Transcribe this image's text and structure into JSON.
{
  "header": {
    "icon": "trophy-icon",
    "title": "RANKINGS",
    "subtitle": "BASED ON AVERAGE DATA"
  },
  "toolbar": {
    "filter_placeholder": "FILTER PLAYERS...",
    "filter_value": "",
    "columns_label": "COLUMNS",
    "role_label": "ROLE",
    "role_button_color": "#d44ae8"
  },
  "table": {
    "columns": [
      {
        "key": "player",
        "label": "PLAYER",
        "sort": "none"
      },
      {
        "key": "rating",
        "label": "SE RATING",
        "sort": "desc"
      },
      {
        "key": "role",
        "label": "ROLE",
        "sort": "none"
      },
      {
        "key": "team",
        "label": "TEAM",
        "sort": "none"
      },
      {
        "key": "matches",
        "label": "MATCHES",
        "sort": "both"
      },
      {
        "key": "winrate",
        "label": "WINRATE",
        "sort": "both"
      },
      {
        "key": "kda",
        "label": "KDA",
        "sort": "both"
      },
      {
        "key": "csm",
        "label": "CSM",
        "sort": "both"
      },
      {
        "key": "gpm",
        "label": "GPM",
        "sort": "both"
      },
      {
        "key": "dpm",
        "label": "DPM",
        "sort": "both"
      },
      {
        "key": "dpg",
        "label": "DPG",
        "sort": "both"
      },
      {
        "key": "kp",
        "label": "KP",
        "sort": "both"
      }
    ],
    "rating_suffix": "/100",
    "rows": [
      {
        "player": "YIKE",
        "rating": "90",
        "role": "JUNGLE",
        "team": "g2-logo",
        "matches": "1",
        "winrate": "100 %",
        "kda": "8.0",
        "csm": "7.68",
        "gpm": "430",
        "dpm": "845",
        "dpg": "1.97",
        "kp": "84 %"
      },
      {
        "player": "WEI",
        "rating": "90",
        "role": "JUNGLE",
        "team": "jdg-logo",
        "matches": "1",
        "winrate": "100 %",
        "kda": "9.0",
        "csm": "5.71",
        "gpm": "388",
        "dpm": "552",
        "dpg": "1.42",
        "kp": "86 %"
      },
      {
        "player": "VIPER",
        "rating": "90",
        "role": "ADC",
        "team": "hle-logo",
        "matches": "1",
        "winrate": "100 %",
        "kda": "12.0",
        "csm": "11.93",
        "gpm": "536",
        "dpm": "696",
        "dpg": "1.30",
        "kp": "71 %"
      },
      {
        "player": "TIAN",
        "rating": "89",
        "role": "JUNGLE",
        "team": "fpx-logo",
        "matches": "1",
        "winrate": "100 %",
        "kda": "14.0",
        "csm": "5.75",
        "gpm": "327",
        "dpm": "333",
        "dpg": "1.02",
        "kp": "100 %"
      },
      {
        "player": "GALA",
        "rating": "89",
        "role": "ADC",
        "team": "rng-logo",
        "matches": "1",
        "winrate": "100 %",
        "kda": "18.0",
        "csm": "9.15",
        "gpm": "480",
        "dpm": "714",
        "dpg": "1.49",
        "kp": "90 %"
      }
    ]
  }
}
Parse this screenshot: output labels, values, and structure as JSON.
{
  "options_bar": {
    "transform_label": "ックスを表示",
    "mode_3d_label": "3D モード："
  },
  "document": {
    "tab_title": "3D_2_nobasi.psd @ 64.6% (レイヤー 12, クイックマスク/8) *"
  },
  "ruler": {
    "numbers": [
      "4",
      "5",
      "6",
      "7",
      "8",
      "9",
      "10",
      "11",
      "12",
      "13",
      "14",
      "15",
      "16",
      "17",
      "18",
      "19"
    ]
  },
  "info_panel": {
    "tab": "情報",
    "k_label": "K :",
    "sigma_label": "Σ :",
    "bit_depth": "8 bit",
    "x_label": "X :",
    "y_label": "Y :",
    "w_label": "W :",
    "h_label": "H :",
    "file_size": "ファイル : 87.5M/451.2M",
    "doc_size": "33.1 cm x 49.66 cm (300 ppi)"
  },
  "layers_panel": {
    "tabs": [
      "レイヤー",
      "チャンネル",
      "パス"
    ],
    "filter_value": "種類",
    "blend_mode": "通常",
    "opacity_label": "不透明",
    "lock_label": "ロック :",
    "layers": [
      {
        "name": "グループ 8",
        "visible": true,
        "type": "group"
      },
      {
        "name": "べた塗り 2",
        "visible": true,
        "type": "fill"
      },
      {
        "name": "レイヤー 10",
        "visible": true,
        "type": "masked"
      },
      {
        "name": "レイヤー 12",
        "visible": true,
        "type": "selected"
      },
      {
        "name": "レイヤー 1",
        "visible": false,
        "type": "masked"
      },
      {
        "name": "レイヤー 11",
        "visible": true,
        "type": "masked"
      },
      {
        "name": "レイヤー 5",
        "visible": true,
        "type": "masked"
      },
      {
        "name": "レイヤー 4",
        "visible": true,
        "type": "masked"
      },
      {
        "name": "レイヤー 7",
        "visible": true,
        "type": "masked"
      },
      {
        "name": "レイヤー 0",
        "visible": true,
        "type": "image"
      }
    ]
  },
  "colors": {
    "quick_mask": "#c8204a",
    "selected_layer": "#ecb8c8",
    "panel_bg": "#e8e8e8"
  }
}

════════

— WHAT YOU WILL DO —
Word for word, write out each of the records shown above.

— PROBLEM SOLUTION —
Transcribe this image's text and structure into JSON.
{
  "header": {
    "icon": "trophy-icon",
    "title": "RANKINGS",
    "subtitle": "BASED ON AVERAGE DATA"
  },
  "toolbar": {
    "filter_placeholder": "FILTER PLAYERS...",
    "filter_value": "",
    "columns_label": "COLUMNS",
    "role_label": "ROLE",
    "role_button_color": "#d44ae8"
  },
  "table": {
    "columns": [
      {
        "key": "player",
        "label": "PLAYER",
        "sort": "none"
      },
      {
        "key": "rating",
        "label": "SE RATING",
        "sort": "desc"
      },
      {
        "key": "role",
        "label": "ROLE",
        "sort": "none"
      },
      {
        "key": "team",
        "label": "TEAM",
        "sort": "none"
      },
      {
        "key": "matches",
        "label": "MATCHES",
        "sort": "both"
      },
      {
        "key": "winrate",
        "label": "WINRATE",
        "sort": "both"
      },
      {
        "key": "kda",
        "label": "KDA",
        "sort": "both"
      },
      {
        "key": "csm",
        "label": "CSM",
        "sort": "both"
      },
      {
        "key": "gpm",
        "label": "GPM",
        "sort": "both"
      },
      {
        "key": "dpm",
        "label": "DPM",
        "sort": "both"
      },
      {
        "key": "dpg",
        "label": "DPG",
        "sort": "both"
      },
      {
        "key": "kp",
        "label": "KP",
        "sort": "both"
      }
    ],
    "rating_suffix": "/100",
    "rows": [
      {
        "player": "YIKE",
        "rating": "90",
        "role": "JUNGLE",
        "team": "g2-logo",
        "matches": "1",
        "winrate": "100 %",
        "kda": "8.0",
        "csm": "7.68",
        "gpm": "430",
        "dpm": "845",
        "dpg": "1.97",
        "kp": "84 %"
      },
      {
        "player": "WEI",
        "rating": "90",
        "role": "JUNGLE",
        "team": "jdg-logo",
        "matches": "1",
        "winrate": "100 %",
        "kda": "9.0",
        "csm": "5.71",
        "gpm": "388",
        "dpm": "552",
        "dpg": "1.42",
        "kp": "86 %"
      },
      {
        "player": "VIPER",
        "rating": "90",
        "role": "ADC",
        "team": "hle-logo",
        "matches": "1",
        "winrate": "100 %",
        "kda": "12.0",
        "csm": "11.93",
        "gpm": "536",
        "dpm": "696",
        "dpg": "1.30",
        "kp": "71 %"
      },
      {
        "player": "TIAN",
        "rating": "89",
        "role": "JUNGLE",
        "team": "fpx-logo",
        "matches": "1",
        "winrate": "100 %",
        "kda": "14.0",
        "csm": "5.75",
        "gpm": "327",
        "dpm": "333",
        "dpg": "1.02",
        "kp": "100 %"
      },
      {
        "player": "GALA",
        "rating": "89",
        "role": "ADC",
        "team": "rng-logo",
        "matches": "1",
        "winrate": "100 %",
        "kda": "18.0",
        "csm": "9.15",
        "gpm": "480",
        "dpm": "714",
        "dpg": "1.49",
        "kp": "90 %"
      }
    ]
  }
}
Parse this screenshot: output labels, values, and structure as JSON.
{
  "options_bar": {
    "transform_label": "ックスを表示",
    "mode_3d_label": "3D モード："
  },
  "document": {
    "tab_title": "3D_2_nobasi.psd @ 64.6% (レイヤー 12, クイックマスク/8) *"
  },
  "ruler": {
    "numbers": [
      "4",
      "5",
      "6",
      "7",
      "8",
      "9",
      "10",
      "11",
      "12",
      "13",
      "14",
      "15",
      "16",
      "17",
      "18",
      "19"
    ]
  },
  "info_panel": {
    "tab": "情報",
    "k_label": "K :",
    "sigma_label": "Σ :",
    "bit_depth": "8 bit",
    "x_label": "X :",
    "y_label": "Y :",
    "w_label": "W :",
    "h_label": "H :",
    "file_size": "ファイル : 87.5M/451.2M",
    "doc_size": "33.1 cm x 49.66 cm (300 ppi)"
  },
  "layers_panel": {
    "tabs": [
      "レイヤー",
      "チャンネル",
      "パス"
    ],
    "filter_value": "種類",
    "blend_mode": "通常",
    "opacity_label": "不透明",
    "lock_label": "ロック :",
    "layers": [
      {
        "name": "グループ 8",
        "visible": true,
        "type": "group"
      },
      {
        "name": "べた塗り 2",
        "visible": true,
        "type": "fill"
      },
      {
        "name": "レイヤー 10",
        "visible": true,
        "type": "masked"
      },
      {
        "name": "レイヤー 12",
        "visible": true,
        "type": "selected"
      },
      {
        "name": "レイヤー 1",
        "visible": false,
        "type": "masked"
      },
      {
        "name": "レイヤー 11",
        "visible": true,
        "type": "masked"
      },
      {
        "name": "レイヤー 5",
        "visible": true,
        "type": "masked"
      },
      {
        "name": "レイヤー 4",
        "visible": true,
        "type": "masked"
      },
      {
        "name": "レイヤー 7",
        "visible": true,
        "type": "masked"
      },
      {
        "name": "レイヤー 0",
        "visible": true,
        "type": "image"
      }
    ]
  },
  "colors": {
    "quick_mask": "#c8204a",
    "selected_layer": "#ecb8c8",
    "panel_bg": "#e8e8e8"
  }
}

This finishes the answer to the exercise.